▸ **Exercise prompt**: Every line with the string "medication" should be copied from the data.

▸ **Task input**:
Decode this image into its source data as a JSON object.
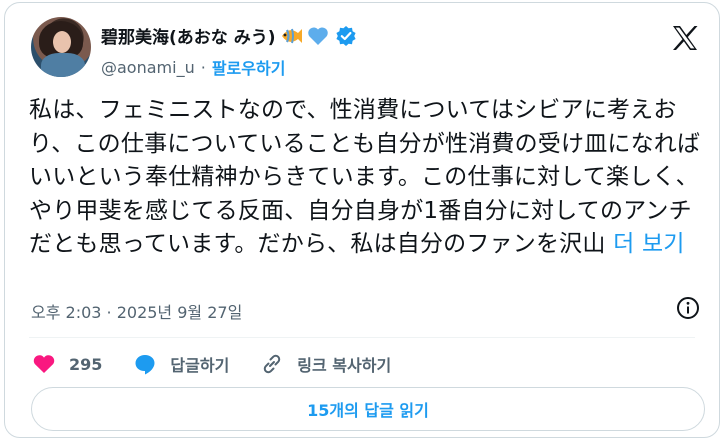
{
  "author": {
    "display_name": "碧那美海(あおな みう)",
    "handle": "@aonami_u",
    "separator": "·",
    "follow_label": "팔로우하기"
  },
  "tweet": {
    "text": "私は、フェミニストなので、性消費についてはシビアに考えおり、この仕事についていることも自分が性消費の受け皿になればいいという奉仕精神からきています。この仕事に対して楽しく、やり甲斐を感じてる反面、自分自身が1番自分に対してのアンチだとも思っています。だから、私は自分のファンを沢山",
    "more_label": " 더 보기",
    "timestamp": "오후 2:03 · 2025년 9월 27일"
  },
  "actions": {
    "like_count": "295",
    "reply_label": "답글하기",
    "copy_link_label": "링크 복사하기"
  },
  "read_replies_label": "15개의 답글 읽기",
  "colors": {
    "accent": "#1d9bf0",
    "like": "#f91880",
    "secondary_text": "#536471",
    "border": "#cfd9de"
  },
  "icons": [
    "fish-emoji-icon",
    "blue-heart-emoji-icon",
    "verified-badge-icon",
    "x-logo-icon",
    "info-icon",
    "heart-icon",
    "reply-bubble-icon",
    "link-icon"
  ]
}
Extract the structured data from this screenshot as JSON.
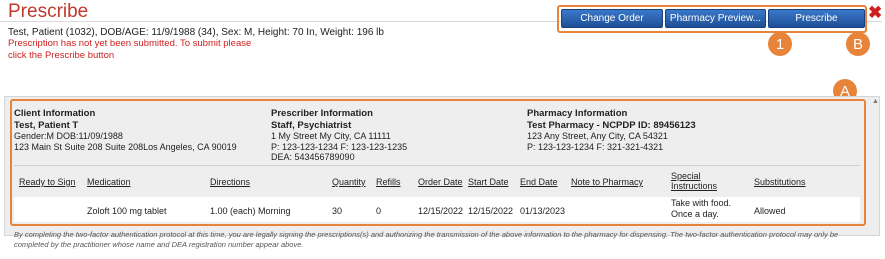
{
  "window": {
    "title": "Prescribe",
    "close_glyph": "✖"
  },
  "patient_summary": "Test, Patient (1032), DOB/AGE: 11/9/1988 (34), Sex: M, Height: 70 In, Weight: 196 lb",
  "warning_lines": [
    "Prescription has not yet been submitted. To submit please",
    "click the Prescribe button"
  ],
  "toolbar": {
    "change_order": "Change Order",
    "pharmacy_preview": "Pharmacy Preview...",
    "prescribe": "Prescribe"
  },
  "annotations": {
    "marker_1": "1",
    "marker_b": "B",
    "marker_a": "A"
  },
  "client": {
    "heading": "Client Information",
    "name": "Test, Patient T",
    "gender_dob": "Gender:M   DOB:11/09/1988",
    "address": "123 Main St Suite 208 Suite 208Los Angeles, CA 90019"
  },
  "prescriber": {
    "heading": "Prescriber Information",
    "name": "Staff, Psychiatrist",
    "address": "1 My Street My City, CA 11111",
    "phone_fax": "P: 123-123-1234   F: 123-123-1235",
    "dea": "DEA: 543456789090"
  },
  "pharmacy": {
    "heading": "Pharmacy Information",
    "name": "Test Pharmacy - NCPDP ID: 89456123",
    "address": "123 Any Street, Any City, CA 54321",
    "phone_fax": "P: 123-123-1234   F: 321-321-4321"
  },
  "table": {
    "headers": {
      "ready": "Ready to Sign",
      "medication": "Medication",
      "directions": "Directions",
      "quantity": "Quantity",
      "refills": "Refills",
      "order_date": "Order Date",
      "start_date": "Start Date",
      "end_date": "End Date",
      "note": "Note to Pharmacy",
      "special_1": "Special",
      "special_2": "Instructions",
      "substitutions": "Substitutions"
    },
    "row": {
      "ready": "",
      "medication": "Zoloft 100 mg tablet",
      "directions": "1.00 (each) Morning",
      "quantity": "30",
      "refills": "0",
      "order_date": "12/15/2022",
      "start_date": "12/15/2022",
      "end_date": "01/13/2023",
      "note": "",
      "special_1": "Take with food.",
      "special_2": "Once a day.",
      "substitutions": "Allowed"
    }
  },
  "footer_text": "By completing the two-factor authentication protocol at this time, you are legally signing the prescriptions(s) and authorizing the transmission of the above information to the pharmacy for dispensing. The two-factor authentication protocol may only be completed by the practitioner whose name and DEA registration number appear above.",
  "colors": {
    "accent": "#e8833a",
    "title": "#c0392b",
    "button": "#2b5fad",
    "warning": "#d02020"
  }
}
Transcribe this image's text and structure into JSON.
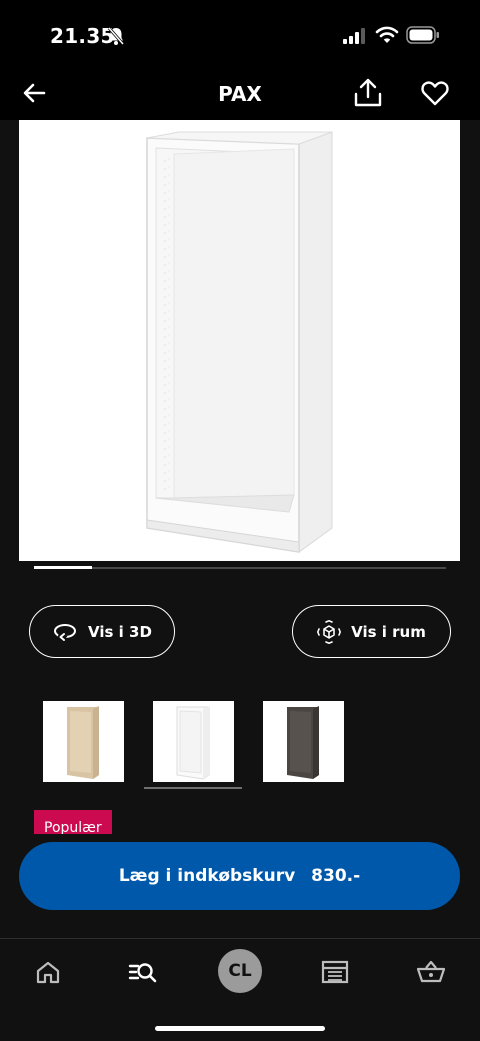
{
  "status_bar": {
    "time": "21.35",
    "icons": [
      "bell-slash-icon",
      "signal-icon",
      "wifi-icon",
      "battery-icon"
    ]
  },
  "header": {
    "title": "PAX",
    "back_icon": "arrow-left-icon",
    "share_icon": "share-icon",
    "favorite_icon": "heart-icon"
  },
  "gallery": {
    "image": "white wardrobe frame",
    "carousel_progress": 0.14
  },
  "actions": {
    "view_3d_label": "Vis i 3D",
    "view_3d_icon": "rotate-icon",
    "view_room_label": "Vis i rum",
    "view_room_icon": "ar-cube-icon"
  },
  "color_variants": [
    {
      "name": "white-stained-oak",
      "color": "#d8c3a2",
      "selected": false
    },
    {
      "name": "white",
      "color": "#f2f2f2",
      "selected": true
    },
    {
      "name": "black-brown",
      "color": "#4b4642",
      "selected": false
    }
  ],
  "badge": {
    "label": "Populær"
  },
  "add_to_cart": {
    "label": "Læg i indkøbskurv",
    "price": "830.-"
  },
  "bottom_nav": {
    "items": [
      "home-icon",
      "search-list-icon",
      "account-avatar",
      "store-icon",
      "basket-icon"
    ],
    "avatar_initials": "CL"
  },
  "colors": {
    "background": "#111111",
    "accent_blue": "#0058ab",
    "badge_pink": "#cc0a4f"
  }
}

▸ **Written solution**:
      "medication": "Medication",
      "medication": "Zoloft 100 mg tablet",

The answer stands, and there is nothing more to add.